    20. Fu, Haoliang & Guo, Wenwei & Sun, Zheng & Xia, Ting, 2023. "Asymmetric impact of natural resources rent, monetary and fiscal policies on environmental sustainability in BRICS countries," Resources Policy, Elsevier, vol. 82(C).

    Corrections

    All material on this site has been provided by the respective publishers and authors. You can help correct errors and omissions. When requesting a correction, please mention this item's handle: RePEc:gam:jsusta:v:15:y:2023:i:13:p:10463-:d:1185785. See general information about how to correct material in RePEc.

    If you have authored this item and are not yet registered with RePEc, we encourage you to do it here. This allows to link your profile to this item. It also allows you to accept potential citations to this item that we are uncertain about.

    If CitEc recognized a bibliographic reference but did not link an item in RePEc to it, you can help with this form .

    If you know of missing items citing this one, you can help us creating those links by adding the relevant references in the same way as above, for each refering item. If you are a registered author of this item, you may also want to check the "citations" tab in your RePEc Author Service profile, as there may be some citations waiting for confirmation.

    For technical questions regarding this item, or to correct its authors, title, abstract, bibliographic or download information, contact: MDPI Indexing Manager (email available below). General contact details of provider: https://www.mdpi.com .

    Please note that corrections may take a couple of weeks to filter through the various RePEc services.

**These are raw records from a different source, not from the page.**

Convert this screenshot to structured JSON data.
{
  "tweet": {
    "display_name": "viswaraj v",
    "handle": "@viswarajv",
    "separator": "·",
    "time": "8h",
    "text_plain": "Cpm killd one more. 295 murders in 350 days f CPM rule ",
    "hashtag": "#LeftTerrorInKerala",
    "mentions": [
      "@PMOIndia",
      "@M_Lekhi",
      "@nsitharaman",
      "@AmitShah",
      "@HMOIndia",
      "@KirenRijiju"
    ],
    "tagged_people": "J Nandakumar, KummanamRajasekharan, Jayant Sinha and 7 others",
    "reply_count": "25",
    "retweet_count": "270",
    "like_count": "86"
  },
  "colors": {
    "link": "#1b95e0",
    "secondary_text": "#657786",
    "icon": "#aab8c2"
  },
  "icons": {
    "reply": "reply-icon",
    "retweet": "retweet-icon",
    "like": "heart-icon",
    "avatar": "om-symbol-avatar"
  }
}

    IDEAS is a RePEc service. RePEc uses bibliographic data supplied by the respective publishers.